10. Tn the case before us, as on the date of the notice Ext. P1 (22-6-1972) issued to the kudikidappukaran by the landholder (appellant) under Section 75 (2) of the Act the appellant had only a co-ownership right over the alternate site offered to the kudikidappukaran. The petition for shifting of the kudikidappu was filed by the appellant before the Land Tribunal on 2nd July, 1972. Ext. P2 is a copy of that petition. In paragraph 3 thereof it is recited that the alternate site described in the schedule belonged Iointly to the appellant and his sister-in-law Kunhimol Umma. The appellant gave evidence as P. W. 1 before the Land Tribunal on 20-12-1973. In his deposition he has stated that the alternate site offered by him to the kudikidappukaran is a property jointly owned by himself and his sister-in-law. It was only on 1st January, 1974 after the evidence was closed before the Land Tribunal that the appellant obtained a sale deed from Ms sister-in-law Kunhimol Umma and thereby acquired full proprietorship over the alternate site.
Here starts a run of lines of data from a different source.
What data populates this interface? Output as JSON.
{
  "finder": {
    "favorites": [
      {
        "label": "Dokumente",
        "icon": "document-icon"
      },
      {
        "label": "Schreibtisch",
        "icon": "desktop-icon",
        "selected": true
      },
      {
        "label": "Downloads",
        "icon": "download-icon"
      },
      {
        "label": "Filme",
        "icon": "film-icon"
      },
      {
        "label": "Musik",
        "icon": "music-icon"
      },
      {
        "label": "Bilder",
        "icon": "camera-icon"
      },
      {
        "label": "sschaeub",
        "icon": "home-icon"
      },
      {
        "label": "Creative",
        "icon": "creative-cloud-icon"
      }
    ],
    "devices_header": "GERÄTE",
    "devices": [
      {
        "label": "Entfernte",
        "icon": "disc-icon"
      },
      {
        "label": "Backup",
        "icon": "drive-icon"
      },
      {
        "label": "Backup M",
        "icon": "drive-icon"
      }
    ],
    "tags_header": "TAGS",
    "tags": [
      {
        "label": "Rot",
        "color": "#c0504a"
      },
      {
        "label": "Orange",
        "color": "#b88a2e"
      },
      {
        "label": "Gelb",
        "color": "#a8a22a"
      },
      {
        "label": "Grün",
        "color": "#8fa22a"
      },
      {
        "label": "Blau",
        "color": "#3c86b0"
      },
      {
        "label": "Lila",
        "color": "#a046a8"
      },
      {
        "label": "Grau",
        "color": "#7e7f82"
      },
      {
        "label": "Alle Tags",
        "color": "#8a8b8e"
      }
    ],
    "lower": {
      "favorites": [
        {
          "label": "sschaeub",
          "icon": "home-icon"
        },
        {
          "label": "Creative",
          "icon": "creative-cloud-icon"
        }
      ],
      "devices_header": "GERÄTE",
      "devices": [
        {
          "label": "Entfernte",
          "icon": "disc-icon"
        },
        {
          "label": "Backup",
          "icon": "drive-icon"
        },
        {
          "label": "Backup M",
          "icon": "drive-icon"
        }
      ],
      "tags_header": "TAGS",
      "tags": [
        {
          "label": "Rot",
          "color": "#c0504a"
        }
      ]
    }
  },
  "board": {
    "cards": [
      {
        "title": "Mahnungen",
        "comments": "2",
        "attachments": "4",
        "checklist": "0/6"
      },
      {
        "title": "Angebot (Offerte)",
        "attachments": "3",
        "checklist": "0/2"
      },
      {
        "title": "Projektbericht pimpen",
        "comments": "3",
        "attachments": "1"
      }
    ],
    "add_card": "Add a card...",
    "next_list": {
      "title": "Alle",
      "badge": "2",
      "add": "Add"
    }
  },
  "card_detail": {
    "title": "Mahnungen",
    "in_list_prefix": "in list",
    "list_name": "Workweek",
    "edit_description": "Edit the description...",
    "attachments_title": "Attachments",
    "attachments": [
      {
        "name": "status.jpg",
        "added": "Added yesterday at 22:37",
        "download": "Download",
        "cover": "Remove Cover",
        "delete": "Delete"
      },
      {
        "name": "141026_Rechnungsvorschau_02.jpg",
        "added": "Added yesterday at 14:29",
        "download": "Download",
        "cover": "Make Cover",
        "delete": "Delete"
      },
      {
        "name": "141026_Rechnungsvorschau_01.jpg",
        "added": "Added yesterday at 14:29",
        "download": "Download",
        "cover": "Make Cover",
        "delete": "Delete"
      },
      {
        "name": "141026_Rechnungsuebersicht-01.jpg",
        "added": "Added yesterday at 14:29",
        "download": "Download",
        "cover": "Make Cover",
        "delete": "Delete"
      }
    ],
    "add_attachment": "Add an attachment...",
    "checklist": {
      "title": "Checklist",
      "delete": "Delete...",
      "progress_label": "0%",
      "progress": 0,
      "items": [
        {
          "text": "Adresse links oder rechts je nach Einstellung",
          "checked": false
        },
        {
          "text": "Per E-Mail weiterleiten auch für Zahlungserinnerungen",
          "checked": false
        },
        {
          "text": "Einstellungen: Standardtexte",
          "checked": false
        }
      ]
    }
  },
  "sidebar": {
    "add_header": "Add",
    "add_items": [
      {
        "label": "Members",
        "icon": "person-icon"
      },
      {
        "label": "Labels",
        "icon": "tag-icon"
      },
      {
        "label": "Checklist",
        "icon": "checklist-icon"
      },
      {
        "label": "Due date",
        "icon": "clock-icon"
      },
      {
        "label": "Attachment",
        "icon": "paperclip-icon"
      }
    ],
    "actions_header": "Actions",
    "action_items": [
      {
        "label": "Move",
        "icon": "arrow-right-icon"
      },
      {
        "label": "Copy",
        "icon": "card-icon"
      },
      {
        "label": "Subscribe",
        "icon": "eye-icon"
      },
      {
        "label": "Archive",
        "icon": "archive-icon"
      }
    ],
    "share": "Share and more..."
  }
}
Such being the facts the learned single Judge was perfectly right in holding that there was no valid requisition as contemplated by Section 75 (2) read with the first proviso to Section 77 (1) of the Act and that hence the application filed by the appellant before the Land Tribunal was not maintainable.
11. The conclusion that emerges from the foregoing discussion is that the decision of the learned single Judge does not call for any interference and that this writ appeal is devoid of merits. This Appeal is accordingly dismissed with costs.